It is that animal transformation, in fact, that explains the film’s stunning opening scene. Without explanation, we see a woman drive to a farm, search out one particularly beautiful horse grazing in the grass and, for no apparent reason, shoot it dead.

An ex-husband, no doubt, we figure later.

In the fascinating first half of “The Lobster,” you’re introduced to the operation of the hotel where mating is virtually commanded. It is a maze of customs and rules, both social and administrative. To pair up under the gun, people feign the characteristics of others of the opposite sex to ingratiate themselves – a penchant for nosebleeds, say, or a complete lack of empathy for others. Some of the dramatic results are stunning to watch.

Our hero, when romance fails, becomes a loner in the woods and, sure enough, it’s there he finds a woman who is almost a perfect companion for him.
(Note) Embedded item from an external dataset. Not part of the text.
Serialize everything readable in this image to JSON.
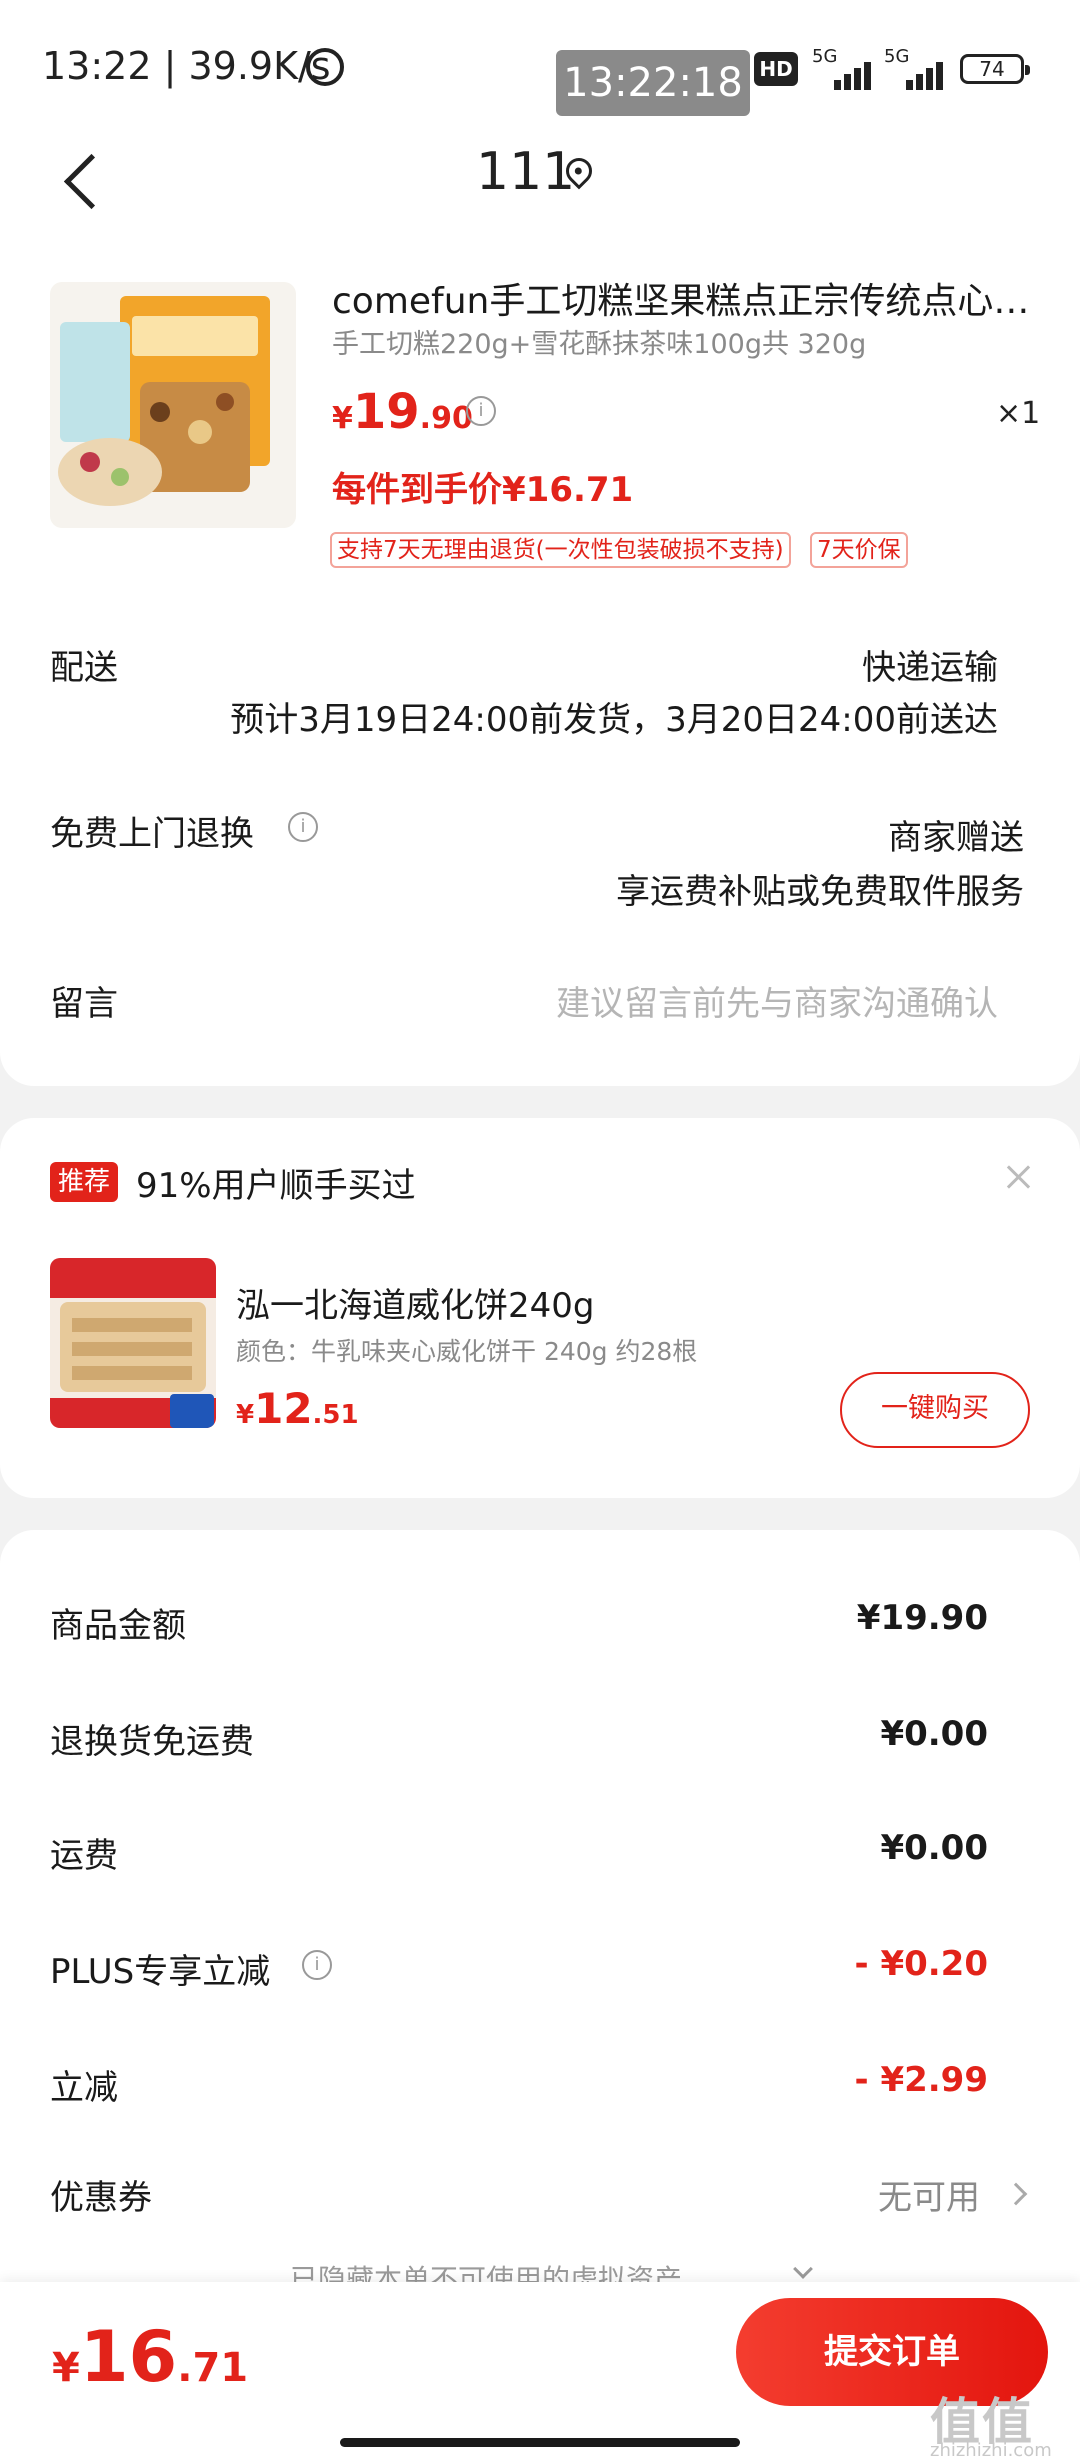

But among the loners, you see, couple behavior is as verboten as long-term single behavior is among those to be paired off. In other words, no sex in the woods, no romantic affection either or else you get something called a “red kiss.”

It is life among the loners where “The Lobster” falls apart. What was once absorbing becomes aimless and slack and, as far as I’m concerned, lost before the ending.

So odd is “The Lobster” that it is natural to grasp for precedent somewhere – cinematic, literary, whatever. When our hero/victim is assigned to stay in Room 101, you don’t have to be a genius to remember Orwell’s Room 101 in “1984,” the torture room where you must endure the one thing one fears the most in life. As well, the general climate of writer J.G. Ballard seems similar to the goings on in “The Lobster.”

Throw in the films of Luis Bunuel too, as precedents for its deadpan tone.

Despite so much satiric intent, very little of this is funny. We don’t want to laugh at this world, we desperately want to discover ways to triumph over it.

The movie offers us something else entirely – so little that it comes perilously close to nothing.

What must be said though is that the mixture of so much invention and so much weirdness with so much nothing is bound to stay in your head for a while.

Memorability is something. Maybe it’s even a recommendation.



3 stars (Out of four)

Title: “The Lobster”

Starring: Colin Farrell, Rachel Weisz, Lea Seydoux, John C. Reilly, Ben Whishaw

Director: Yorgos Lanthimos

Running time: 118 minutes

Rating: R for sexual content, frank dialogue and some violence.

The Lowdown: In a dystopian future, love is compulsory and singles are hunted down.